Exercise inputs:

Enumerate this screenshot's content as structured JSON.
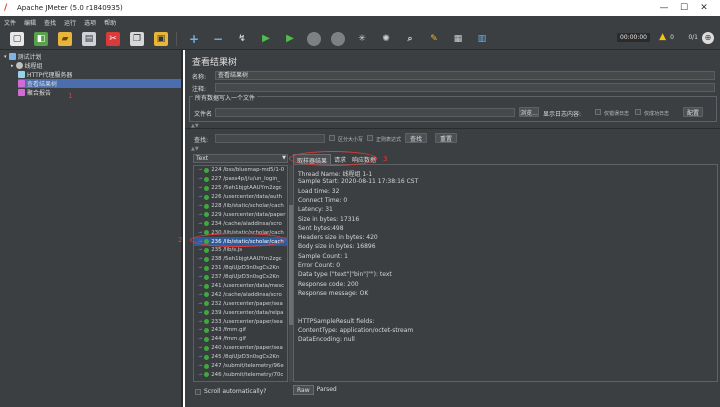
{
  "window": {
    "title": "Apache JMeter (5.0 r1840935)",
    "min": "—",
    "max": "☐",
    "close": "✕"
  },
  "menu": [
    "文件",
    "编辑",
    "查找",
    "运行",
    "选项",
    "帮助"
  ],
  "toolbar": {
    "timer": "00:00:00",
    "warn_count": "0",
    "threads": "0/1"
  },
  "tree": [
    {
      "label": "测试计划",
      "icon": "test-plan-icon",
      "color": "#7fb3e6"
    },
    {
      "label": "线程组",
      "icon": "gear-icon",
      "color": "#c0c0c0"
    },
    {
      "label": "HTTP代理服务器",
      "icon": "proxy-icon",
      "color": "#9ad0ec"
    },
    {
      "label": "查看结果树",
      "icon": "results-tree-icon",
      "color": "#d36ad6"
    },
    {
      "label": "聚合报告",
      "icon": "report-icon",
      "color": "#d36ad6"
    }
  ],
  "annotations": [
    "1",
    "2",
    "3"
  ],
  "panel": {
    "title": "查看结果树",
    "name_label": "名称:",
    "name_value": "查看结果树",
    "comment_label": "注释:",
    "group_title": "所有数据写入一个文件",
    "filename_label": "文件名",
    "browse": "浏览...",
    "log_label": "显示日志内容:",
    "errors_only": "仅错误日志",
    "success_only": "仅成功日志",
    "configure": "配置",
    "search_label": "查找:",
    "case_sensitive": "区分大小写",
    "regex": "正则表达式",
    "find_btn": "查找",
    "reset_btn": "重置",
    "renderer": "Text",
    "scroll_auto": "Scroll automatically?"
  },
  "tabs": [
    "取样器结果",
    "请求",
    "响应数据"
  ],
  "bottom_tabs": [
    "Raw",
    "Parsed"
  ],
  "samples": [
    "224 /bss/bluemap-md5/1-0",
    "227 /pass4p/j/u/un_login_",
    "225 /5eh1bjgtAAUYm2zgc",
    "226 /usercenter/data/auth",
    "228 /lib/static/scholar/cach",
    "229 /usercenter/data/paper",
    "234 /cache/aladdinsa/scro",
    "230 /lib/static/scholar/cach",
    "236 /lib/static/scholar/cach",
    "235 /lib/s.js",
    "238 /5eh1bjgtAAUYm2zgc",
    "231 /8qiUJzD3n0sgCs2Kn",
    "237 /8qiUJzD3n0sgCs2Kn",
    "241 /usercenter/data/mesc",
    "242 /cache/aladdinsa/scro",
    "232 /usercenter/paper/sea",
    "239 /usercenter/data/relpa",
    "233 /usercenter/paper/sea",
    "243 /fmm.gif",
    "244 /fmm.gif",
    "240 /usercenter/paper/sea",
    "245 /8qiUJzD3n0sgCs2Kn",
    "247 /submit/telemetry/96e",
    "246 /submit/telemetry/70c"
  ],
  "selected_sample": 8,
  "result_lines": [
    "Thread Name: 线程组 1-1",
    "Sample Start: 2020-08-11 17:38:16 CST",
    "Load time: 32",
    "Connect Time: 0",
    "Latency: 31",
    "Size in bytes: 17316",
    "Sent bytes:498",
    "Headers size in bytes: 420",
    "Body size in bytes: 16896",
    "Sample Count: 1",
    "Error Count: 0",
    "Data type (\"text\"|\"bin\"|\"\"): text",
    "Response code: 200",
    "Response message: OK",
    "",
    "",
    "HTTPSampleResult fields:",
    "ContentType: application/octet-stream",
    "DataEncoding: null"
  ]
}
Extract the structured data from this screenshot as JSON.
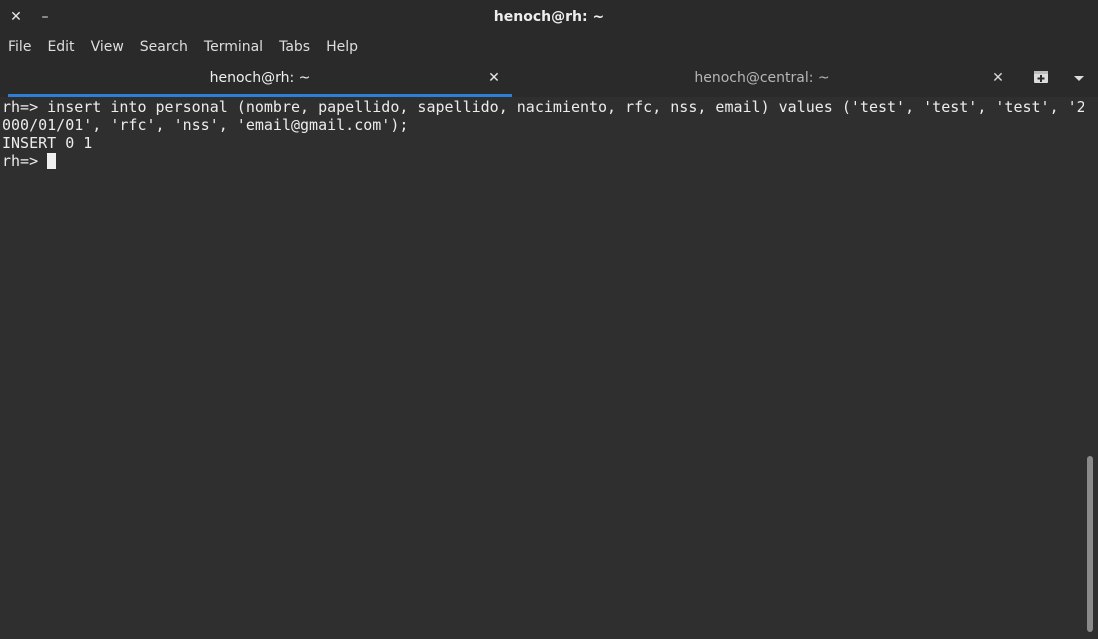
{
  "window": {
    "title": "henoch@rh: ~",
    "close_glyph": "✕",
    "minimize_glyph": "–"
  },
  "menu": [
    "File",
    "Edit",
    "View",
    "Search",
    "Terminal",
    "Tabs",
    "Help"
  ],
  "tabs": [
    {
      "label": "henoch@rh: ~",
      "active": true,
      "close_glyph": "✕"
    },
    {
      "label": "henoch@central: ~",
      "active": false,
      "close_glyph": "✕"
    }
  ],
  "tab_actions": {
    "new_tab_icon": "new-tab-icon",
    "tabs_menu_icon": "chevron-down-icon"
  },
  "terminal": {
    "lines": [
      "rh=> insert into personal (nombre, papellido, sapellido, nacimiento, rfc, nss, email) values ('test', 'test', 'test', '2",
      "000/01/01', 'rfc', 'nss', 'email@gmail.com');",
      "INSERT 0 1",
      "rh=> "
    ]
  },
  "colors": {
    "accent": "#2d7fd6",
    "background": "#2f2f2f",
    "text": "#ececec"
  }
}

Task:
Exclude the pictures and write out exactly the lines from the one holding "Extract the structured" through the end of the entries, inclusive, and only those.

Answer to the problem:
Extract the structured data from this screenshot as JSON.
{
  "window": {
    "title": "henoch@rh: ~",
    "close_glyph": "✕",
    "minimize_glyph": "–"
  },
  "menu": [
    "File",
    "Edit",
    "View",
    "Search",
    "Terminal",
    "Tabs",
    "Help"
  ],
  "tabs": [
    {
      "label": "henoch@rh: ~",
      "active": true,
      "close_glyph": "✕"
    },
    {
      "label": "henoch@central: ~",
      "active": false,
      "close_glyph": "✕"
    }
  ],
  "tab_actions": {
    "new_tab_icon": "new-tab-icon",
    "tabs_menu_icon": "chevron-down-icon"
  },
  "terminal": {
    "lines": [
      "rh=> insert into personal (nombre, papellido, sapellido, nacimiento, rfc, nss, email) values ('test', 'test', 'test', '2",
      "000/01/01', 'rfc', 'nss', 'email@gmail.com');",
      "INSERT 0 1",
      "rh=> "
    ]
  },
  "colors": {
    "accent": "#2d7fd6",
    "background": "#2f2f2f",
    "text": "#ececec"
  }
}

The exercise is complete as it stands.